Too much, too soon. A hard lesson learned

Last night, I went out with two people from my previous workplace. I would consider them friends, even though we don’t get together very often. John and Albert are 28 and 30. They are both single and, I suppose one could say, very experienced at picking up women. We got to know each other after a weekend team-building workshop a few years back.

They are both aware of my difficulties with women, although we have never really sat down and talked about it (I guess that after a while these things are just obvious).
The thing is that they probably know it’s a sensitive topic for me and they don’t want to make me feel any worse than I already do.

We got to the club around 10pm and things were pretty busy. There was a lineup outside, however this was not one of those places where the bouncers only let in a certain “type.” There was a lineup because there were just too many people inside.

While waiting, I became very self-conscious as I looked around and noticed how much better everyone looked than me. It seemed that they all looked so much more attractive than I did - Everything from their clothes, to their hair, to their physique. Now, I don’t normally go around looking at guys, however, since the challenge started, I have been noticing others and comparing myself.

Once inside, the music was so loud that there was no way to have a conversation without yelling into someone’s ear. Right away, I was at a disadvantage because after conversation skills, I really have nothing that would interest a woman.

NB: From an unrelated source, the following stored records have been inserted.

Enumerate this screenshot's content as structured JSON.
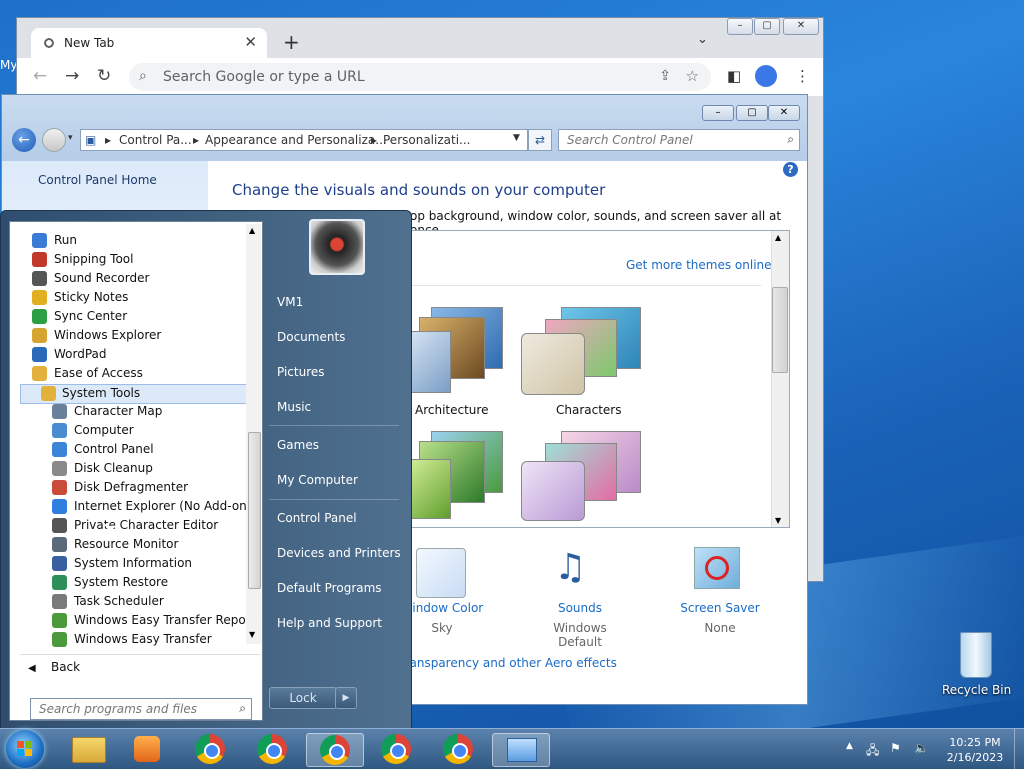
{
  "desktop": {
    "recycle_bin_label": "Recycle Bin",
    "left_edge_text": "My"
  },
  "chrome": {
    "tab_title": "New Tab",
    "omnibox_placeholder": "Search Google or type a URL",
    "buttons": {
      "minimize": "▭",
      "maximize": "▢",
      "close": "✕"
    }
  },
  "control_panel": {
    "breadcrumb": [
      "Control Pa...",
      "Appearance and Personaliza...",
      "Personalizati..."
    ],
    "search_placeholder": "Search Control Panel",
    "sidebar_home": "Control Panel Home",
    "heading": "Change the visuals and sounds on your computer",
    "subheading": "op background, window color, sounds, and screen saver all at once.",
    "get_more_themes": "Get more themes online",
    "themes": [
      {
        "label": "Architecture"
      },
      {
        "label": "Characters"
      }
    ],
    "bottom_items": [
      {
        "label": "Window Color",
        "value": "Sky"
      },
      {
        "label": "Sounds",
        "value": "Windows Default"
      },
      {
        "label": "Screen Saver",
        "value": "None"
      }
    ],
    "aero_link": "Transparency and other Aero effects",
    "help_icon": "?"
  },
  "start_menu": {
    "programs": [
      {
        "label": "Run",
        "indent": false
      },
      {
        "label": "Snipping Tool",
        "indent": false
      },
      {
        "label": "Sound Recorder",
        "indent": false
      },
      {
        "label": "Sticky Notes",
        "indent": false
      },
      {
        "label": "Sync Center",
        "indent": false
      },
      {
        "label": "Windows Explorer",
        "indent": false
      },
      {
        "label": "WordPad",
        "indent": false
      },
      {
        "label": "Ease of Access",
        "indent": false
      },
      {
        "label": "System Tools",
        "indent": false,
        "selected": true
      },
      {
        "label": "Character Map",
        "indent": true
      },
      {
        "label": "Computer",
        "indent": true
      },
      {
        "label": "Control Panel",
        "indent": true
      },
      {
        "label": "Disk Cleanup",
        "indent": true
      },
      {
        "label": "Disk Defragmenter",
        "indent": true
      },
      {
        "label": "Internet Explorer (No Add-ons)",
        "indent": true
      },
      {
        "label": "Private Character Editor",
        "indent": true
      },
      {
        "label": "Resource Monitor",
        "indent": true
      },
      {
        "label": "System Information",
        "indent": true
      },
      {
        "label": "System Restore",
        "indent": true
      },
      {
        "label": "Task Scheduler",
        "indent": true
      },
      {
        "label": "Windows Easy Transfer Reports",
        "indent": true
      },
      {
        "label": "Windows Easy Transfer",
        "indent": true
      }
    ],
    "back_label": "Back",
    "search_placeholder": "Search programs and files",
    "right_links": [
      "VM1",
      "Documents",
      "Pictures",
      "Music",
      "Games",
      "My Computer",
      "Control Panel",
      "Devices and Printers",
      "Default Programs",
      "Help and Support"
    ],
    "lock_label": "Lock"
  },
  "taskbar": {
    "time": "10:25 PM",
    "date": "2/16/2023"
  }
}
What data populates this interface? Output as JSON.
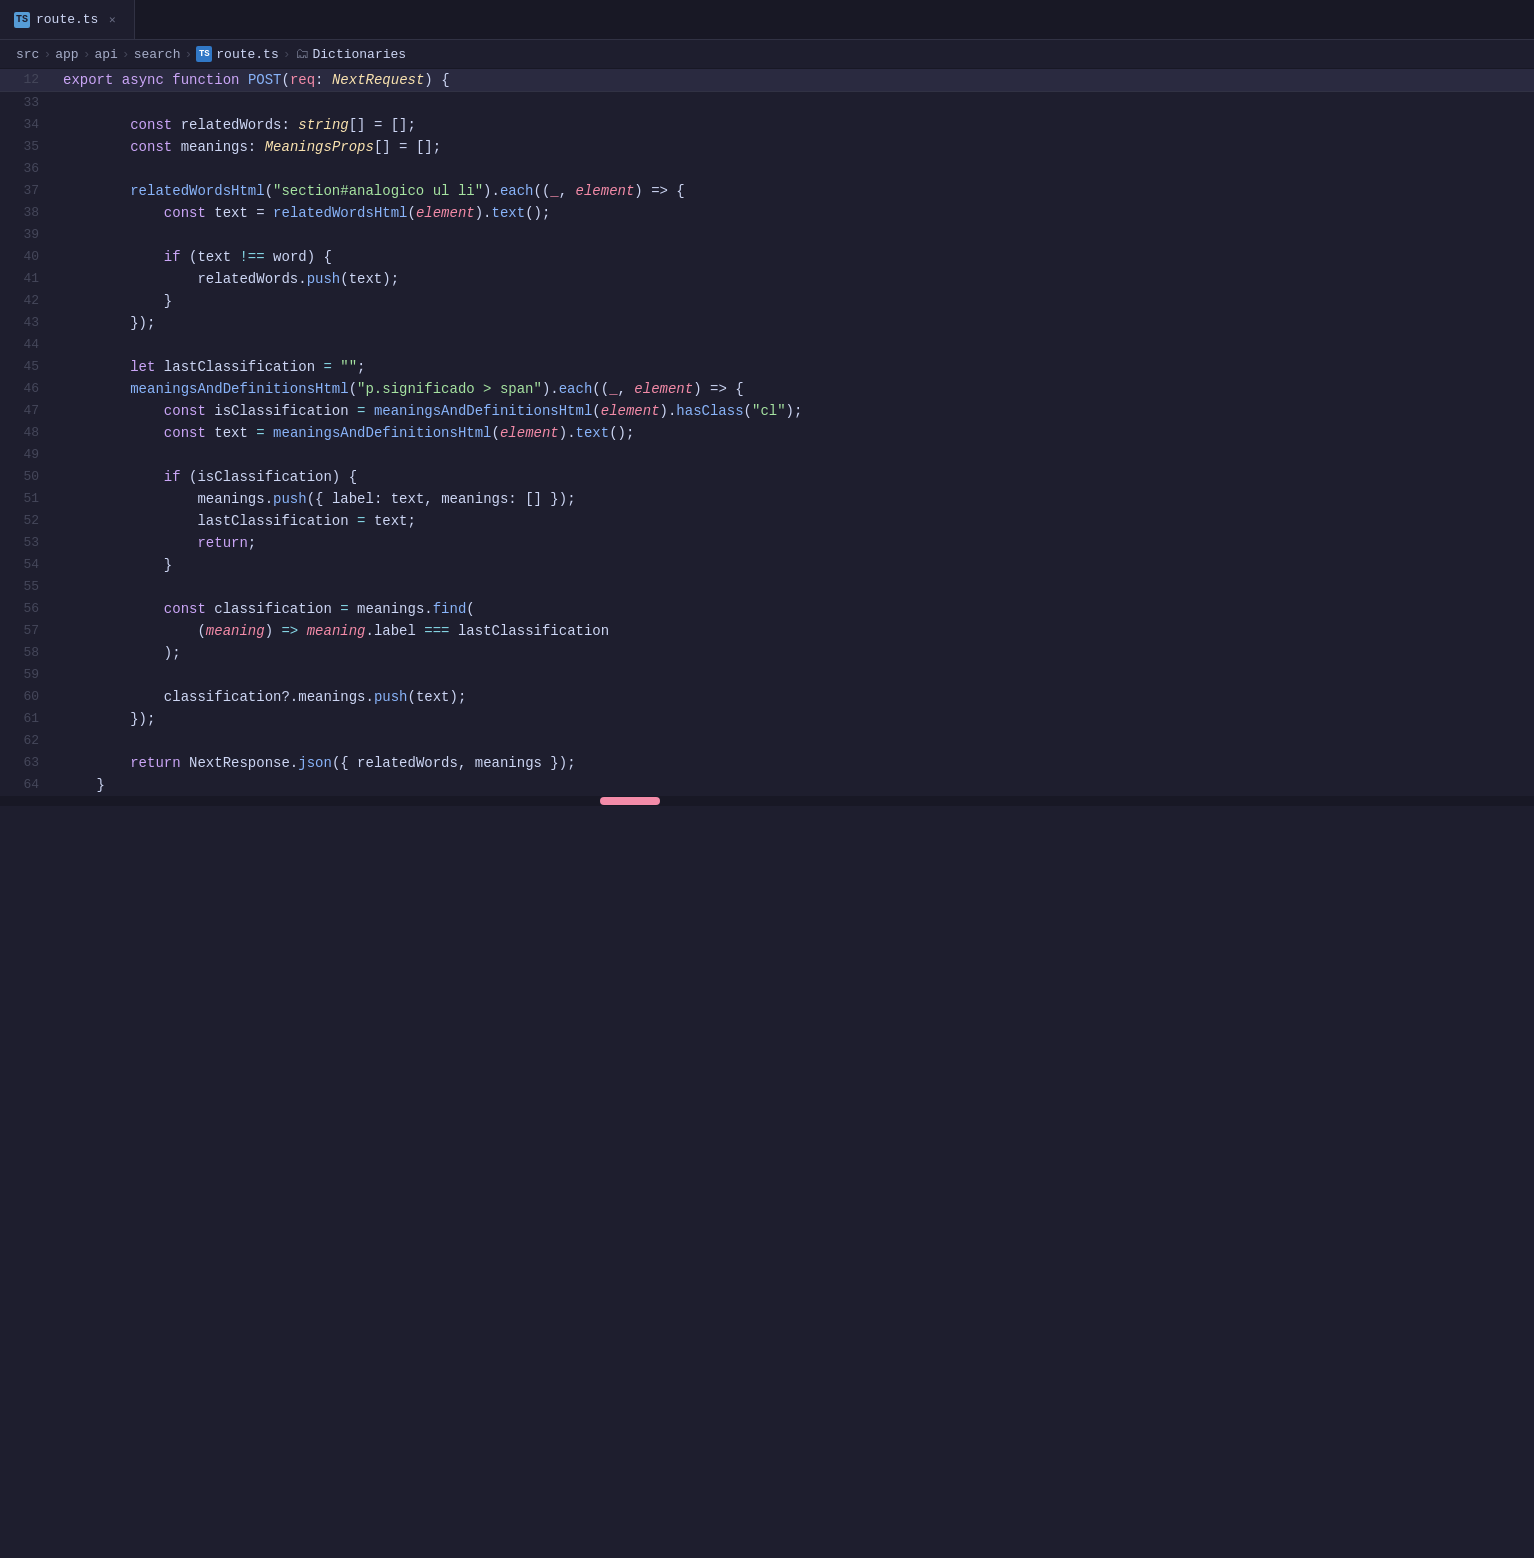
{
  "tab": {
    "icon_label": "TS",
    "filename": "route.ts",
    "close_label": "✕"
  },
  "breadcrumb": {
    "parts": [
      "src",
      "app",
      "api",
      "search",
      "route.ts",
      "Dictionaries"
    ],
    "separators": [
      ">",
      ">",
      ">",
      ">",
      ">"
    ]
  },
  "header": {
    "line_number": "12",
    "content": "export async function POST(req: NextRequest) {"
  },
  "lines": [
    {
      "num": "33",
      "tokens": []
    },
    {
      "num": "34",
      "raw": "        const relatedWords: string[] = [];"
    },
    {
      "num": "35",
      "raw": "        const meanings: MeaningsProps[] = [];"
    },
    {
      "num": "36",
      "tokens": []
    },
    {
      "num": "37",
      "raw": "        relatedWordsHtml(\"section#analogico ul li\").each((_, element) => {"
    },
    {
      "num": "38",
      "raw": "            const text = relatedWordsHtml(element).text();"
    },
    {
      "num": "39",
      "tokens": []
    },
    {
      "num": "40",
      "raw": "            if (text !== word) {"
    },
    {
      "num": "41",
      "raw": "                relatedWords.push(text);"
    },
    {
      "num": "42",
      "raw": "            }"
    },
    {
      "num": "43",
      "raw": "        });"
    },
    {
      "num": "44",
      "tokens": []
    },
    {
      "num": "45",
      "raw": "        let lastClassification = \"\";"
    },
    {
      "num": "46",
      "raw": "        meaningsAndDefinitionsHtml(\"p.significado > span\").each((_, element) => {"
    },
    {
      "num": "47",
      "raw": "            const isClassification = meaningsAndDefinitionsHtml(element).hasClass(\"cl\");"
    },
    {
      "num": "48",
      "raw": "            const text = meaningsAndDefinitionsHtml(element).text();"
    },
    {
      "num": "49",
      "tokens": []
    },
    {
      "num": "50",
      "raw": "            if (isClassification) {"
    },
    {
      "num": "51",
      "raw": "                meanings.push({ label: text, meanings: [] });"
    },
    {
      "num": "52",
      "raw": "                lastClassification = text;"
    },
    {
      "num": "53",
      "raw": "                return;"
    },
    {
      "num": "54",
      "raw": "            }"
    },
    {
      "num": "55",
      "tokens": []
    },
    {
      "num": "56",
      "raw": "            const classification = meanings.find("
    },
    {
      "num": "57",
      "raw": "                (meaning) => meaning.label === lastClassification"
    },
    {
      "num": "58",
      "raw": "            );"
    },
    {
      "num": "59",
      "tokens": []
    },
    {
      "num": "60",
      "raw": "            classification?.meanings.push(text);"
    },
    {
      "num": "61",
      "raw": "        });"
    },
    {
      "num": "62",
      "tokens": []
    },
    {
      "num": "63",
      "raw": "        return NextResponse.json({ relatedWords, meanings });"
    },
    {
      "num": "64",
      "raw": "    }"
    }
  ]
}
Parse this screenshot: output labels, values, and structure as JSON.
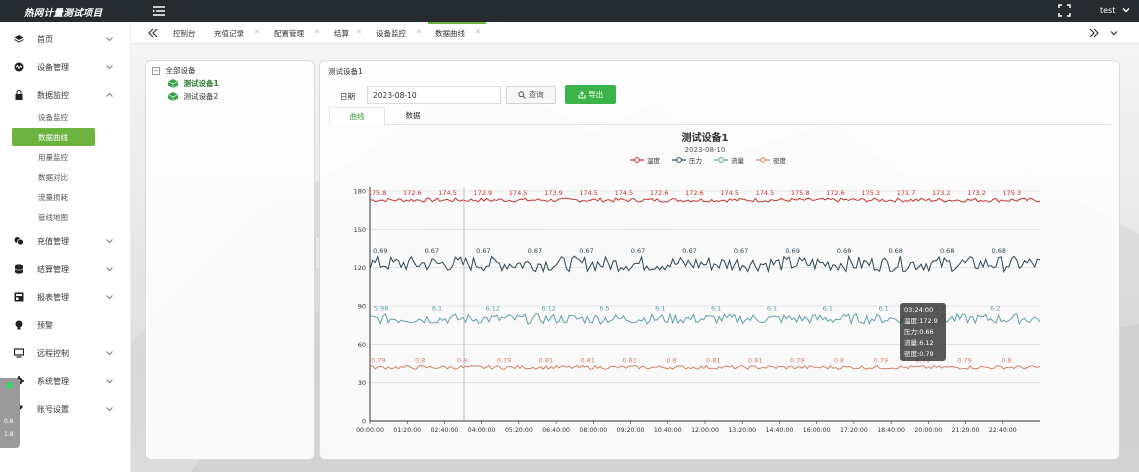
{
  "header": {
    "app_title": "热网计量测试项目",
    "user_name": "test"
  },
  "sidebar": {
    "items": [
      {
        "label": "首页",
        "icon": "layers-icon"
      },
      {
        "label": "设备管理",
        "icon": "activity-icon"
      },
      {
        "label": "数据监控",
        "icon": "lock-icon",
        "expanded": true
      },
      {
        "label": "充值管理",
        "icon": "coins-icon"
      },
      {
        "label": "结算管理",
        "icon": "database-icon"
      },
      {
        "label": "报表管理",
        "icon": "report-icon"
      },
      {
        "label": "预警",
        "icon": "bulb-icon"
      },
      {
        "label": "远程控制",
        "icon": "monitor-icon"
      },
      {
        "label": "系统管理",
        "icon": "gear-icon"
      },
      {
        "label": "账号设置",
        "icon": "pen-icon"
      }
    ],
    "sub_items": [
      {
        "label": "设备监控"
      },
      {
        "label": "数据曲线",
        "active": true
      },
      {
        "label": "用量监控"
      },
      {
        "label": "数据对比"
      },
      {
        "label": "流量损耗"
      },
      {
        "label": "管线地图"
      }
    ]
  },
  "tabs": [
    {
      "label": "控制台",
      "closable": false
    },
    {
      "label": "充值记录",
      "closable": true
    },
    {
      "label": "配置管理",
      "closable": true
    },
    {
      "label": "结算",
      "closable": true
    },
    {
      "label": "设备监控",
      "closable": true
    },
    {
      "label": "数据曲线",
      "closable": true,
      "active": true
    }
  ],
  "tree": {
    "root": "全部设备",
    "devices": [
      {
        "label": "测试设备1",
        "selected": true
      },
      {
        "label": "测试设备2"
      }
    ]
  },
  "panel": {
    "title": "测试设备1",
    "date_label": "日期",
    "date_value": "2023-08-10",
    "query_button": "查询",
    "export_button": "导出",
    "view_tabs": [
      {
        "label": "曲线",
        "active": true
      },
      {
        "label": "数据"
      }
    ]
  },
  "float_widget": {
    "line1": "0.6",
    "line2": "1.8"
  },
  "colors": {
    "accent": "#6cb33f",
    "topbar": "#262b30",
    "temp": "#c23531",
    "pressure": "#2f4554",
    "flow": "#61a0a8",
    "density": "#d48265"
  },
  "chart_data": {
    "type": "line",
    "title": "测试设备1",
    "subtitle": "2023-08-10",
    "legend_position": "top-center",
    "ylim": [
      0,
      180
    ],
    "y_ticks": [
      0,
      30,
      60,
      90,
      120,
      150,
      180
    ],
    "x_ticks": [
      "00:00:00",
      "01:20:00",
      "02:40:00",
      "04:00:00",
      "05:20:00",
      "06:40:00",
      "08:00:00",
      "09:20:00",
      "10:40:00",
      "12:00:00",
      "13:20:00",
      "14:40:00",
      "16:00:00",
      "17:20:00",
      "18:40:00",
      "20:00:00",
      "21:20:00",
      "22:40:00"
    ],
    "series": [
      {
        "name": "温度",
        "color": "#c23531",
        "base": 172.9,
        "amp": 1.6,
        "labels": [
          "175.8",
          "172.6",
          "174.5",
          "172.9",
          "174.5",
          "173.9",
          "174.5",
          "174.5",
          "172.6",
          "172.6",
          "174.5",
          "174.5",
          "175.8",
          "172.6",
          "175.3",
          "171.7",
          "173.2",
          "173.2",
          "175.3"
        ]
      },
      {
        "name": "压力",
        "color": "#2f4554",
        "base": 123,
        "amp": 6,
        "labels": [
          "0.69",
          "0.67",
          "0.67",
          "0.67",
          "0.67",
          "0.67",
          "0.67",
          "0.67",
          "0.69",
          "0.68",
          "0.68",
          "0.68",
          "0.68"
        ]
      },
      {
        "name": "流量",
        "color": "#61a0a8",
        "base": 80,
        "amp": 4,
        "labels": [
          "5.98",
          "6.1",
          "6.12",
          "6.12",
          "6.5",
          "6.1",
          "6.1",
          "6.1",
          "6.1",
          "6.1",
          "6.2",
          "6.2"
        ]
      },
      {
        "name": "密度",
        "color": "#d48265",
        "base": 42,
        "amp": 1.5,
        "labels": [
          "0.79",
          "0.8",
          "0.8",
          "0.79",
          "0.81",
          "0.81",
          "0.81",
          "0.8",
          "0.81",
          "0.81",
          "0.79",
          "0.8",
          "0.79",
          "0.79",
          "0.79",
          "0.8"
        ]
      }
    ],
    "tooltip": {
      "time": "03:24:00",
      "lines": [
        "温度:172.9",
        "压力:0.66",
        "流量:6.12",
        "密度:0.79"
      ]
    }
  }
}
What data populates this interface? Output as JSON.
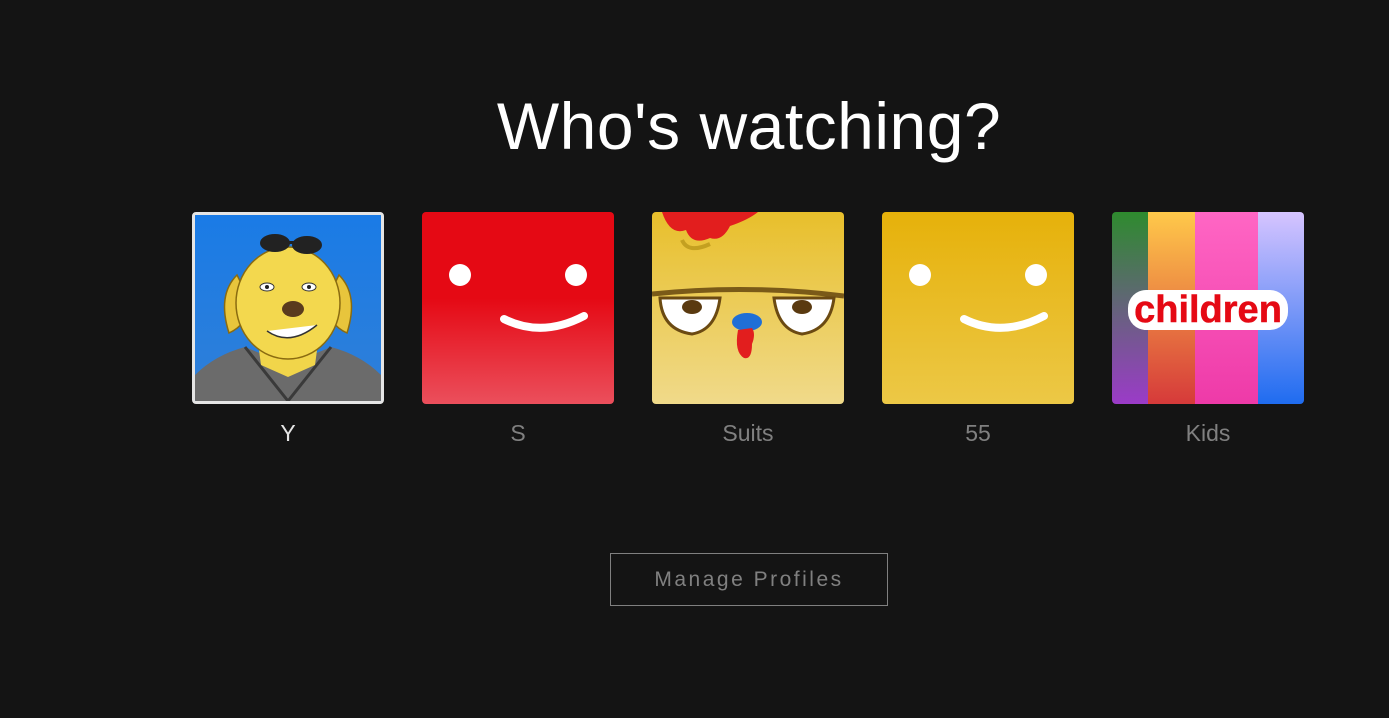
{
  "header": {
    "title": "Who's watching?"
  },
  "profiles": [
    {
      "name": "Y",
      "avatar": "dog-with-sunglasses-avatar",
      "selected": true
    },
    {
      "name": "S",
      "avatar": "red-smiley-avatar",
      "color": "#e50914",
      "selected": false
    },
    {
      "name": "Suits",
      "avatar": "yellow-chicken-avatar",
      "selected": false
    },
    {
      "name": "55",
      "avatar": "yellow-smiley-avatar",
      "color": "#e6b312",
      "selected": false
    },
    {
      "name": "Kids",
      "avatar": "children-avatar",
      "logo_text": "children",
      "selected": false
    }
  ],
  "actions": {
    "manage_label": "Manage Profiles"
  },
  "colors": {
    "background": "#141414",
    "title": "#ffffff",
    "muted": "#808080",
    "selected_border": "#e5e5e5"
  }
}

Damn, I wished that I could have done this in a few months - after the results of my exercise and diet started showing. I felt like a fish out of water. I didn’t belong there, and I’m sure many people thought the same. I decided to order a drink at the bar and kinda stand around, looking like I was enjoying myself.

Women were actually looking at me, but they were more curious, puzzled looks than anything - certainly not friendly or flirtatious. I went to the washroom to gain my composure.

Standing in front of the mirror, I looked like hell. My stomach threatened to burst the buttons of my short-sleeve dress shirt, my armpit sweat stains were highly visible, and my ill-fitting polyester pants were straining to hold everything in. What a joke! I couldn’t believe I was actually there.

Having lost my two friends hours ago (they could chat up any woman in the place, even with the music as loud as it was), I was ready to get the hell out of there. I didn’t dare approach any woman because I knew what the result would be – and this wasn’t a “lack of self-esteem” issue – this was a fact. I didn’t belong there – it was too soon – I wasn’t ready. I needed to regain my composure.

I left my beer on the counter and headed out the front door, walking towards the nearest bus-stop.